I carry a U-lock + cable combo and I usually lock the front wheel and frame with the u-lock and use the cable to secure the rear wheel and seat (I like my Brooks saddle and wouldn't want it stolen, either). Kim G is right on about being harder to steal than the next bike. Another way to be harder to steal is to replace quick release wheel skewers with locking skewers and quick release seatposts with locking seatposts. I lock up in NYC fairly often and knock on wood, so far so good....

Bud more than 2 years ago

Weight

My problem with the big chain is they usually weigh almost as much as my bike. I don't want to carry it.

Dwayne more than 2 years ago

Chain Locks

You can wear it as a bandolier and pretend to be Chewbacca! Droids don't rip peoples' arms outta their sockets when they steal bikes.

NotAshamed more than 1 year ago

Unnatural selection & locking strategy

You don't have to make your bike impossible to steal, just more difficult than the next one over. Sounds harsh, but... I look for a nicer bike than mine (easy to find) with a worse lock, and I park mine next to that. I spent an entire semester locking up next to a Jamis with a cable lock through the front wheel only (I did say something to the owner when I eventually ran into him).

Kim G more than 2 years ago

Locking Bicycles

There is not a chain or cable that cannot be broken. Basically, you are attempting to keep the honest person - honest.

Joe Lorentzen more than 2 years ago

Which wheel?

If you are only capable of locking through the frame and one wheel, make it the back wheel, since it's more expensive to replace, than the front.
Nobody pays any attention to another person (thief) at a busy bike rack. I go for the less occupied place to lock, up, since a thief will stand our more there.

Colin Bryant more than 2 years ago

O-lock / wheel lock

Remember to buy a bike with an integrated o-lock. That way you only need to carry one lock for the frame and front wheel. https://www.google.ca/search?q=o-lcok&tbm=isch

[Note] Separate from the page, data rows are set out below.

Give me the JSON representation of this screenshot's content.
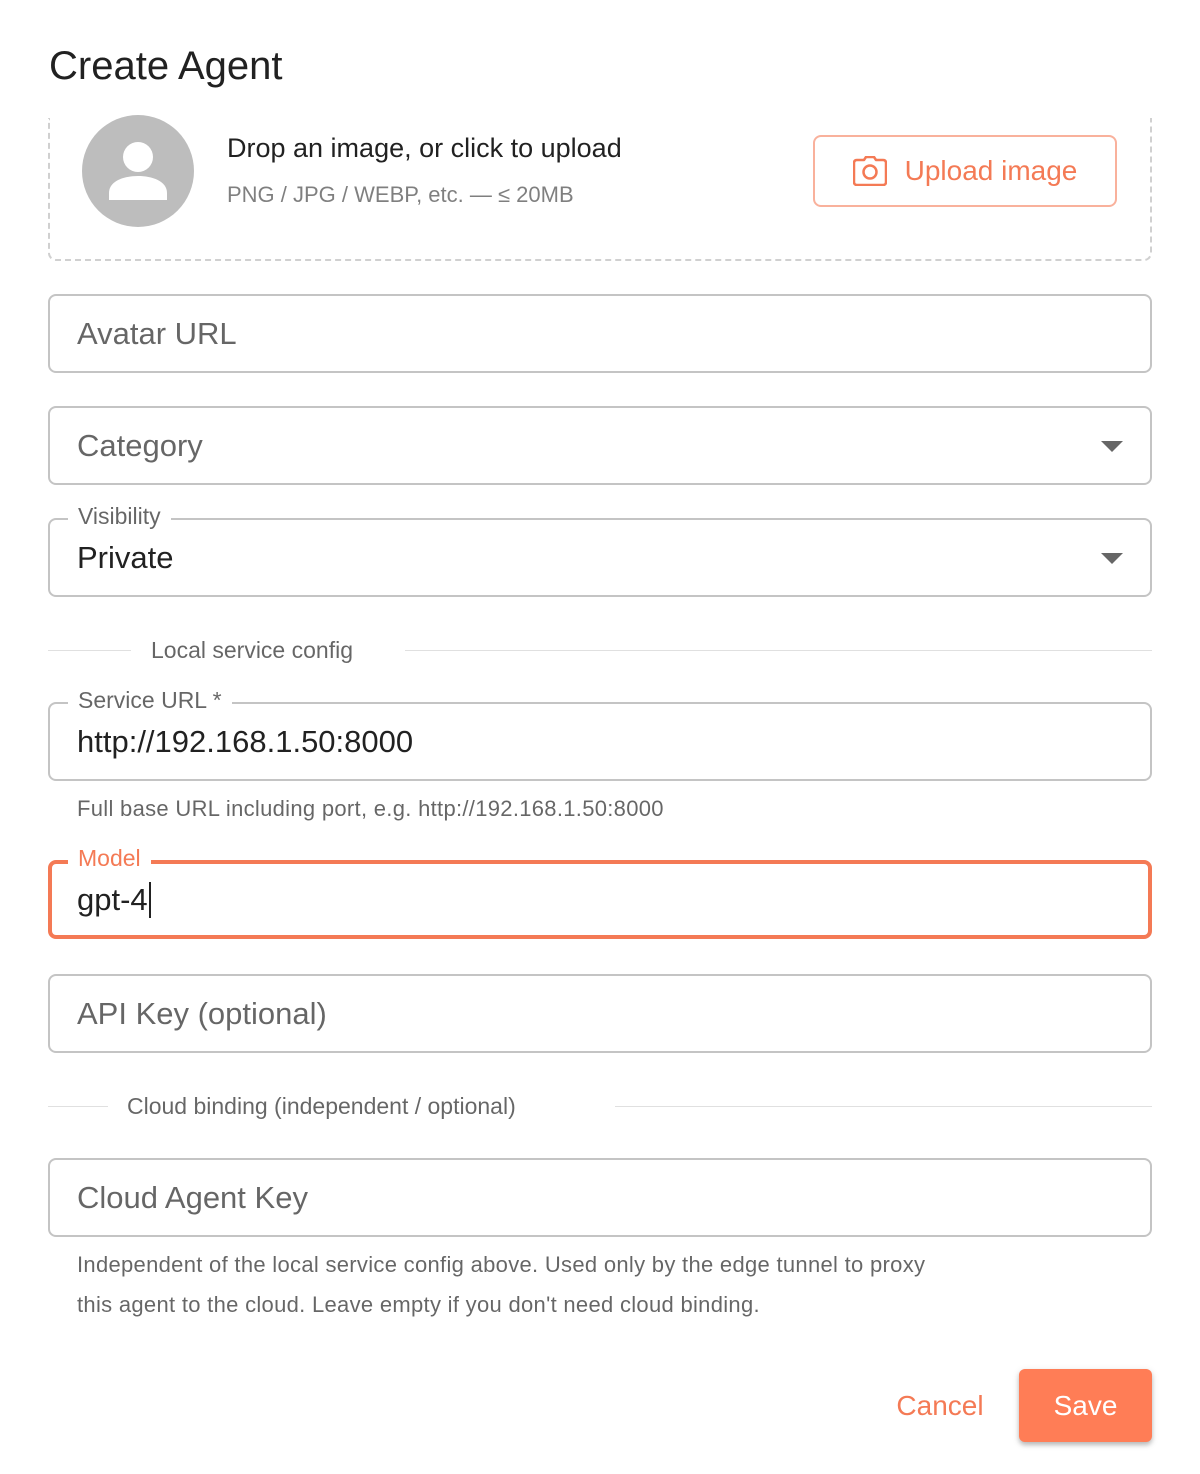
{
  "dialog": {
    "title": "Create Agent"
  },
  "upload": {
    "title": "Drop an image, or click to upload",
    "hint": "PNG / JPG / WEBP, etc. — ≤ 20MB",
    "button_label": "Upload image",
    "button_icon": "camera-icon"
  },
  "fields": {
    "avatar_url": {
      "placeholder": "Avatar URL",
      "value": ""
    },
    "category": {
      "placeholder": "Category",
      "value": ""
    },
    "visibility": {
      "label": "Visibility",
      "value": "Private"
    },
    "service_url": {
      "label": "Service URL *",
      "value": "http://192.168.1.50:8000",
      "helper": "Full base URL including port, e.g. http://192.168.1.50:8000"
    },
    "model": {
      "label": "Model",
      "value": "gpt-4"
    },
    "api_key": {
      "placeholder": "API Key (optional)",
      "value": ""
    },
    "cloud_agent_key": {
      "placeholder": "Cloud Agent Key",
      "value": "",
      "helper_line1": "Independent of the local service config above. Used only by the edge tunnel to proxy",
      "helper_line2": "this agent to the cloud. Leave empty if you don't need cloud binding."
    }
  },
  "sections": {
    "local": "Local service config",
    "cloud": "Cloud binding (independent / optional)"
  },
  "actions": {
    "cancel": "Cancel",
    "save": "Save"
  },
  "colors": {
    "accent": "#f47a55",
    "save_bg": "#ff7d56",
    "avatar_bg": "#bdbdbd"
  }
}
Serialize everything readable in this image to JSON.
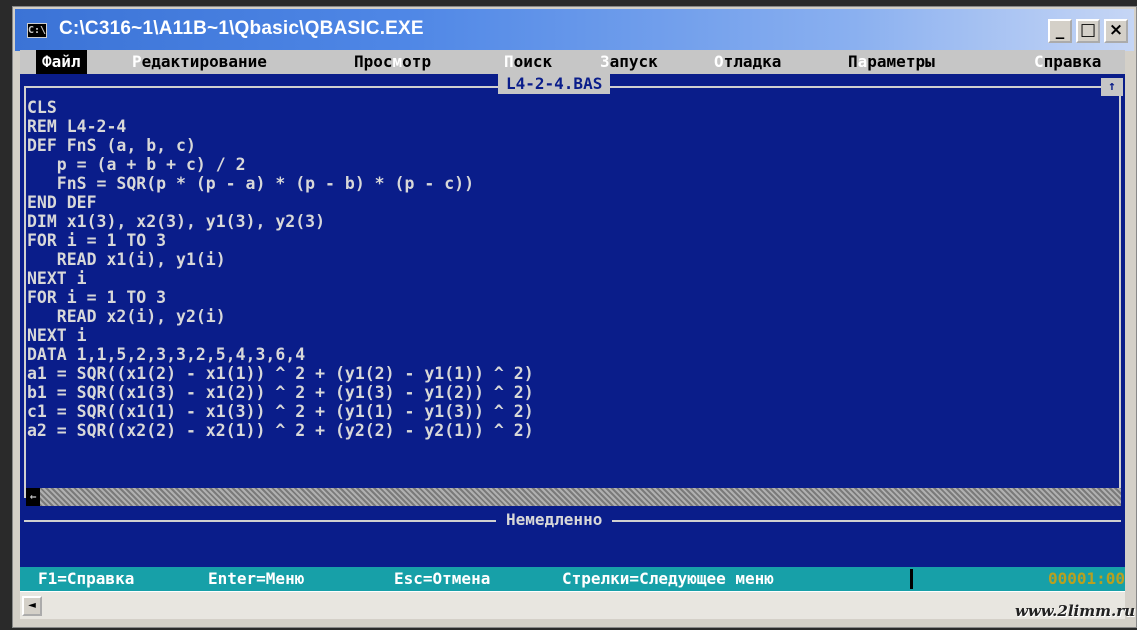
{
  "window": {
    "title": "C:\\C316~1\\A11B~1\\Qbasic\\QBASIC.EXE",
    "icon": "C:\\",
    "minimize": "_",
    "maximize": "□",
    "close": "×"
  },
  "menu": {
    "file": "Файл",
    "edit_hot": "Р",
    "edit_rest": "едактирование",
    "view_a": "Прос",
    "view_hot": "м",
    "view_b": "отр",
    "search_hot": "П",
    "search_rest": "оиск",
    "run_hot": "З",
    "run_rest": "апуск",
    "debug_hot": "О",
    "debug_rest": "тладка",
    "options_a": "П",
    "options_hot": "а",
    "options_b": "раметры",
    "help_hot": "С",
    "help_rest": "правка"
  },
  "editor": {
    "filename": "L4-2-4.BAS",
    "max_icon": "↑",
    "scroll_left": "←",
    "lines": [
      "CLS",
      "REM L4-2-4",
      "DEF FnS (a, b, c)",
      "   p = (a + b + c) / 2",
      "   FnS = SQR(p * (p - a) * (p - b) * (p - c))",
      "END DEF",
      "DIM x1(3), x2(3), y1(3), y2(3)",
      "FOR i = 1 TO 3",
      "   READ x1(i), y1(i)",
      "NEXT i",
      "FOR i = 1 TO 3",
      "   READ x2(i), y2(i)",
      "NEXT i",
      "DATA 1,1,5,2,3,3,2,5,4,3,6,4",
      "a1 = SQR((x1(2) - x1(1)) ^ 2 + (y1(2) - y1(1)) ^ 2)",
      "b1 = SQR((x1(3) - x1(2)) ^ 2 + (y1(3) - y1(2)) ^ 2)",
      "c1 = SQR((x1(1) - x1(3)) ^ 2 + (y1(1) - y1(3)) ^ 2)",
      "a2 = SQR((x2(2) - x2(1)) ^ 2 + (y2(2) - y2(1)) ^ 2)"
    ]
  },
  "immediate": {
    "title": "Немедленно"
  },
  "status": {
    "help": "F1=Справка",
    "menu": "Enter=Меню",
    "cancel": "Esc=Отмена",
    "arrows": "Стрелки=Следующее меню",
    "position": "00001:00"
  },
  "bottom": {
    "scroll_left": "◄",
    "watermark": "www.2limm.ru"
  }
}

Also consider a good, heavy (15kg+) bike, which will be less attractive to cut and-and-go thieves.

James Twowheeler more than 2 years ago